Segment Start: Supplied material
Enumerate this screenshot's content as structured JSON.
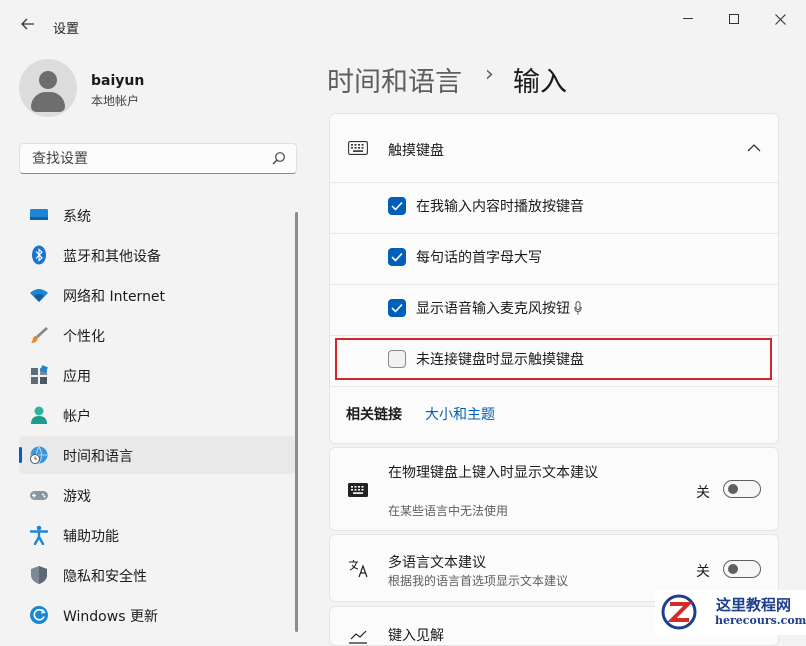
{
  "window": {
    "title": "设置",
    "icons": {
      "back": "back-arrow-icon",
      "minimize": "minimize-icon",
      "maximize": "maximize-icon",
      "close": "close-icon"
    }
  },
  "user": {
    "name": "baiyun",
    "account_type": "本地帐户"
  },
  "search": {
    "placeholder": "查找设置",
    "value": ""
  },
  "nav": {
    "items": [
      {
        "label": "系统",
        "icon": "system-display-icon",
        "selected": false
      },
      {
        "label": "蓝牙和其他设备",
        "icon": "bluetooth-icon",
        "selected": false
      },
      {
        "label": "网络和 Internet",
        "icon": "wifi-icon",
        "selected": false
      },
      {
        "label": "个性化",
        "icon": "paintbrush-icon",
        "selected": false
      },
      {
        "label": "应用",
        "icon": "apps-icon",
        "selected": false
      },
      {
        "label": "帐户",
        "icon": "account-icon",
        "selected": false
      },
      {
        "label": "时间和语言",
        "icon": "time-language-icon",
        "selected": true
      },
      {
        "label": "游戏",
        "icon": "gamepad-icon",
        "selected": false
      },
      {
        "label": "辅助功能",
        "icon": "accessibility-icon",
        "selected": false
      },
      {
        "label": "隐私和安全性",
        "icon": "shield-icon",
        "selected": false
      },
      {
        "label": "Windows 更新",
        "icon": "windows-update-icon",
        "selected": false
      }
    ]
  },
  "header": {
    "parent": "时间和语言",
    "separator": "›",
    "current": "输入"
  },
  "touch_keyboard": {
    "title": "触摸键盘",
    "expanded": true,
    "options": [
      {
        "label": "在我输入内容时播放按键音",
        "checked": true
      },
      {
        "label": "每句话的首字母大写",
        "checked": true
      },
      {
        "label": "显示语音输入麦克风按钮",
        "checked": true
      },
      {
        "label": "未连接键盘时显示触摸键盘",
        "checked": false
      }
    ],
    "related_label": "相关链接",
    "related_link": "大小和主题"
  },
  "physical_keyboard": {
    "title": "在物理键盘上键入时显示文本建议",
    "subtitle": "在某些语言中无法使用",
    "toggle_label": "关",
    "on": false
  },
  "multilingual": {
    "title": "多语言文本建议",
    "subtitle": "根据我的语言首选项显示文本建议",
    "toggle_label": "关",
    "on": false
  },
  "third_card": {
    "title": "键入见解"
  },
  "colors": {
    "accent": "#005fb8",
    "highlight_border": "#d9252a",
    "background": "#f3f3f3"
  },
  "watermark": {
    "name": "这里教程网",
    "url": "herecours.com"
  }
}
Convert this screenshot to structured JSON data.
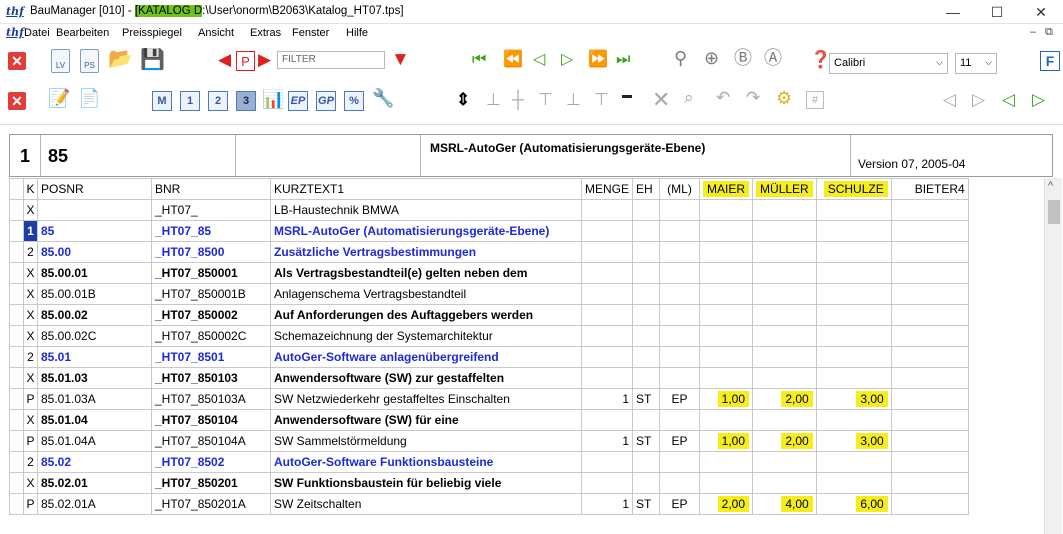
{
  "window": {
    "logo": "thf",
    "title_prefix": "BauManager [010] - ",
    "title_highlight": "[KATALOG D",
    "title_rest": ":\\User\\onorm\\B2063\\Katalog_HT07.tps]",
    "minimize": "—",
    "maximize": "☐",
    "close": "✕"
  },
  "menu": {
    "logo": "thf",
    "items": [
      "Datei",
      "Bearbeiten",
      "Preisspiegel",
      "Ansicht",
      "Extras",
      "Fenster",
      "Hilfe"
    ],
    "mdi_min": "–",
    "mdi_restore": "⧉"
  },
  "toolbar1": {
    "lv_label": "LV",
    "ps_label": "PS",
    "p_label": "P",
    "filter_placeholder": "FILTER",
    "font_name": "Calibri",
    "font_size": "11"
  },
  "toolbar2": {
    "m_label": "M",
    "one_label": "1",
    "two_label": "2",
    "three_label": "3",
    "ep_label": "EP",
    "gp_label": "GP",
    "pct_label": "%",
    "hash_label": "#"
  },
  "header": {
    "number": "1",
    "code": "85",
    "title": "MSRL-AutoGer (Automatisierungsgeräte-Ebene)",
    "version": "Version 07, 2005-04"
  },
  "grid": {
    "columns": [
      "K",
      "POSNR",
      "BNR",
      "KURZTEXT1",
      "MENGE",
      "EH",
      "(ML)",
      "MAIER",
      "MÜLLER",
      "SCHULZE",
      "BIETER4"
    ],
    "rows": [
      {
        "k": "X",
        "posnr": "",
        "bnr": "_HT07_",
        "text": "LB-Haustechnik BMWA",
        "menge": "",
        "eh": "",
        "ml": "",
        "maier": "",
        "mueller": "",
        "schulze": "",
        "style": "plain"
      },
      {
        "k": "1",
        "posnr": "85",
        "bnr": "_HT07_85",
        "text": "MSRL-AutoGer (Automatisierungsgeräte-Ebene)",
        "menge": "",
        "eh": "",
        "ml": "",
        "maier": "",
        "mueller": "",
        "schulze": "",
        "style": "blue",
        "selected": true
      },
      {
        "k": "2",
        "posnr": "85.00",
        "bnr": "_HT07_8500",
        "text": "Zusätzliche Vertragsbestimmungen",
        "menge": "",
        "eh": "",
        "ml": "",
        "maier": "",
        "mueller": "",
        "schulze": "",
        "style": "blue"
      },
      {
        "k": "X",
        "posnr": "85.00.01",
        "bnr": "_HT07_850001",
        "text": "Als Vertragsbestandteil(e) gelten neben dem",
        "menge": "",
        "eh": "",
        "ml": "",
        "maier": "",
        "mueller": "",
        "schulze": "",
        "style": "bold"
      },
      {
        "k": "X",
        "posnr": "85.00.01B",
        "bnr": "_HT07_850001B",
        "text": "Anlagenschema Vertragsbestandteil",
        "menge": "",
        "eh": "",
        "ml": "",
        "maier": "",
        "mueller": "",
        "schulze": "",
        "style": "plain"
      },
      {
        "k": "X",
        "posnr": "85.00.02",
        "bnr": "_HT07_850002",
        "text": "Auf Anforderungen des Auftaggebers werden",
        "menge": "",
        "eh": "",
        "ml": "",
        "maier": "",
        "mueller": "",
        "schulze": "",
        "style": "bold"
      },
      {
        "k": "X",
        "posnr": "85.00.02C",
        "bnr": "_HT07_850002C",
        "text": "Schemazeichnung der Systemarchitektur",
        "menge": "",
        "eh": "",
        "ml": "",
        "maier": "",
        "mueller": "",
        "schulze": "",
        "style": "plain"
      },
      {
        "k": "2",
        "posnr": "85.01",
        "bnr": "_HT07_8501",
        "text": "AutoGer-Software anlagenübergreifend",
        "menge": "",
        "eh": "",
        "ml": "",
        "maier": "",
        "mueller": "",
        "schulze": "",
        "style": "blue"
      },
      {
        "k": "X",
        "posnr": "85.01.03",
        "bnr": "_HT07_850103",
        "text": "Anwendersoftware (SW) zur gestaffelten",
        "menge": "",
        "eh": "",
        "ml": "",
        "maier": "",
        "mueller": "",
        "schulze": "",
        "style": "bold"
      },
      {
        "k": "P",
        "posnr": "85.01.03A",
        "bnr": "_HT07_850103A",
        "text": "SW Netzwiederkehr gestaffeltes Einschalten",
        "menge": "1",
        "eh": "ST",
        "ml": "EP",
        "maier": "1,00",
        "mueller": "2,00",
        "schulze": "3,00",
        "style": "plain"
      },
      {
        "k": "X",
        "posnr": "85.01.04",
        "bnr": "_HT07_850104",
        "text": "Anwendersoftware (SW) für eine",
        "menge": "",
        "eh": "",
        "ml": "",
        "maier": "",
        "mueller": "",
        "schulze": "",
        "style": "bold"
      },
      {
        "k": "P",
        "posnr": "85.01.04A",
        "bnr": "_HT07_850104A",
        "text": "SW Sammelstörmeldung",
        "menge": "1",
        "eh": "ST",
        "ml": "EP",
        "maier": "1,00",
        "mueller": "2,00",
        "schulze": "3,00",
        "style": "plain"
      },
      {
        "k": "2",
        "posnr": "85.02",
        "bnr": "_HT07_8502",
        "text": "AutoGer-Software Funktionsbausteine",
        "menge": "",
        "eh": "",
        "ml": "",
        "maier": "",
        "mueller": "",
        "schulze": "",
        "style": "blue"
      },
      {
        "k": "X",
        "posnr": "85.02.01",
        "bnr": "_HT07_850201",
        "text": "SW Funktionsbaustein für beliebig viele",
        "menge": "",
        "eh": "",
        "ml": "",
        "maier": "",
        "mueller": "",
        "schulze": "",
        "style": "bold"
      },
      {
        "k": "P",
        "posnr": "85.02.01A",
        "bnr": "_HT07_850201A",
        "text": "SW Zeitschalten",
        "menge": "1",
        "eh": "ST",
        "ml": "EP",
        "maier": "2,00",
        "mueller": "4,00",
        "schulze": "6,00",
        "style": "plain"
      }
    ]
  },
  "colors": {
    "title_highlight": "#6ec31b",
    "bidder_highlight": "#f6ee1c",
    "blue_text": "#1c2ad8",
    "selected_row": "#1d3ea8"
  }
}
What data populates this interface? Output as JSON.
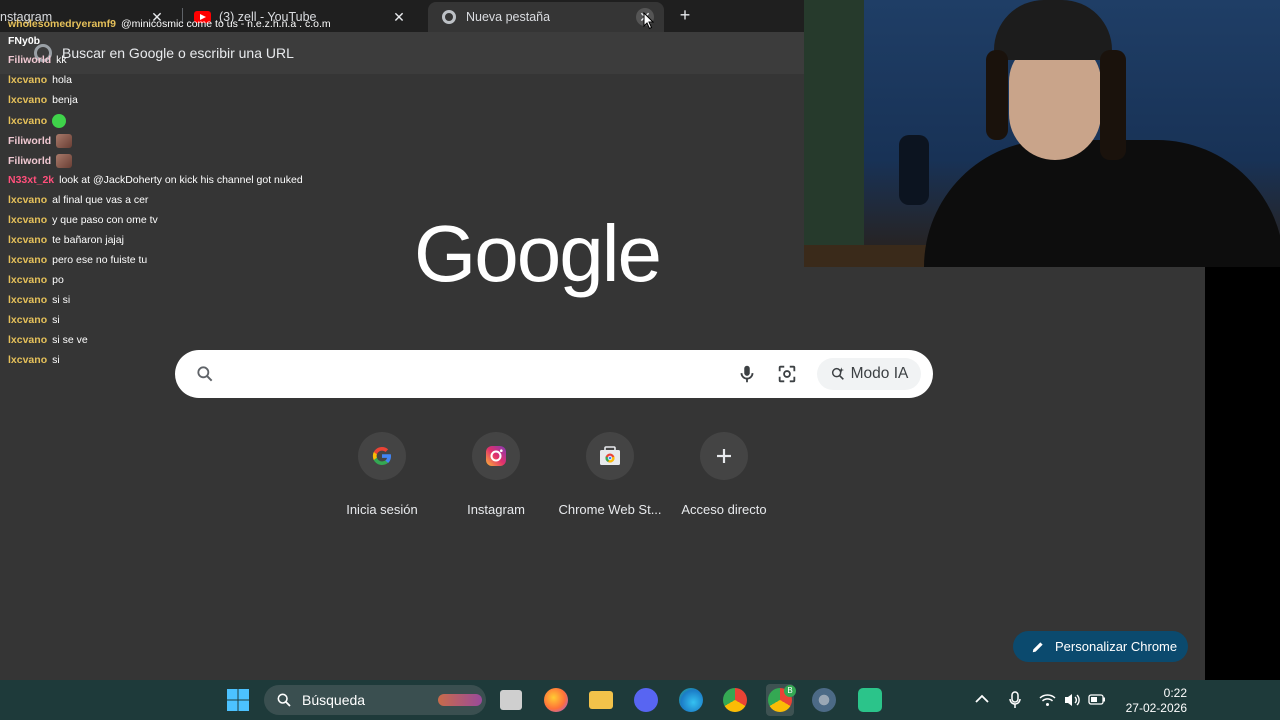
{
  "browser": {
    "tabs": [
      {
        "title": "nstagram",
        "close": "✕"
      },
      {
        "title": "(3) zell - YouTube",
        "close": "✕"
      },
      {
        "title": "Nueva pestaña",
        "close": "✕"
      }
    ],
    "new_tab": "+",
    "omnibox_placeholder": "Buscar en Google o escribir una URL"
  },
  "chat": [
    {
      "user": "wholesomedryeramf9",
      "message": "@minicosmic come to us - n.e.z.h.n.a . c.o.m",
      "color": "yellow"
    },
    {
      "user": "",
      "message": "FNy0b",
      "color": "white"
    },
    {
      "user": "Filiworld",
      "message": "kk",
      "color": "pink"
    },
    {
      "user": "lxcvano",
      "message": "hola",
      "color": "yellow"
    },
    {
      "user": "lxcvano",
      "message": "benja",
      "color": "yellow"
    },
    {
      "user": "lxcvano",
      "message": "",
      "emote": "green",
      "color": "yellow"
    },
    {
      "user": "Filiworld",
      "message": "",
      "emote": "face",
      "color": "pink"
    },
    {
      "user": "Filiworld",
      "message": "",
      "emote": "face",
      "color": "pink"
    },
    {
      "user": "N33xt_2k",
      "message": "look at @JackDoherty on kick his channel got nuked",
      "color": "red"
    },
    {
      "user": "lxcvano",
      "message": "al final que vas a cer",
      "color": "yellow"
    },
    {
      "user": "lxcvano",
      "message": "y que paso con ome tv",
      "color": "yellow"
    },
    {
      "user": "lxcvano",
      "message": "te bañaron jajaj",
      "color": "yellow"
    },
    {
      "user": "lxcvano",
      "message": "pero ese no fuiste tu",
      "color": "yellow"
    },
    {
      "user": "lxcvano",
      "message": "po",
      "color": "yellow"
    },
    {
      "user": "lxcvano",
      "message": "si si",
      "color": "yellow"
    },
    {
      "user": "lxcvano",
      "message": "si",
      "color": "yellow"
    },
    {
      "user": "lxcvano",
      "message": "si se ve",
      "color": "yellow"
    },
    {
      "user": "lxcvano",
      "message": "si",
      "color": "yellow"
    }
  ],
  "newtab": {
    "logo": "Google",
    "search_placeholder": "",
    "ai_mode_label": "Modo IA",
    "shortcuts": [
      {
        "label": "Inicia sesión",
        "icon": "google-icon"
      },
      {
        "label": "Instagram",
        "icon": "instagram-icon"
      },
      {
        "label": "Chrome Web St...",
        "icon": "chrome-web-store-icon"
      },
      {
        "label": "Acceso directo",
        "icon": "plus-icon"
      }
    ],
    "customize_label": "Personalizar Chrome"
  },
  "taskbar": {
    "search_label": "Búsqueda",
    "time": "0:22",
    "date": "27-02-2026",
    "chrome_badge": "B"
  },
  "colors": {
    "page_bg": "#353535",
    "tabstrip_bg": "#1f1f1f",
    "accent_button": "#0b4a6e",
    "taskbar_bg": "#1e3a3a",
    "chat_user_yellow": "#e6c15a",
    "chat_user_pink": "#f0c8d2",
    "chat_user_red": "#ff4f7b"
  }
}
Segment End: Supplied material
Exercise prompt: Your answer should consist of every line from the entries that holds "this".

Your solution:
Enumerate this screenshot's content as structured JSON.
Convert this screenshot to structured JSON data.
What data populates this interface? Output as JSON.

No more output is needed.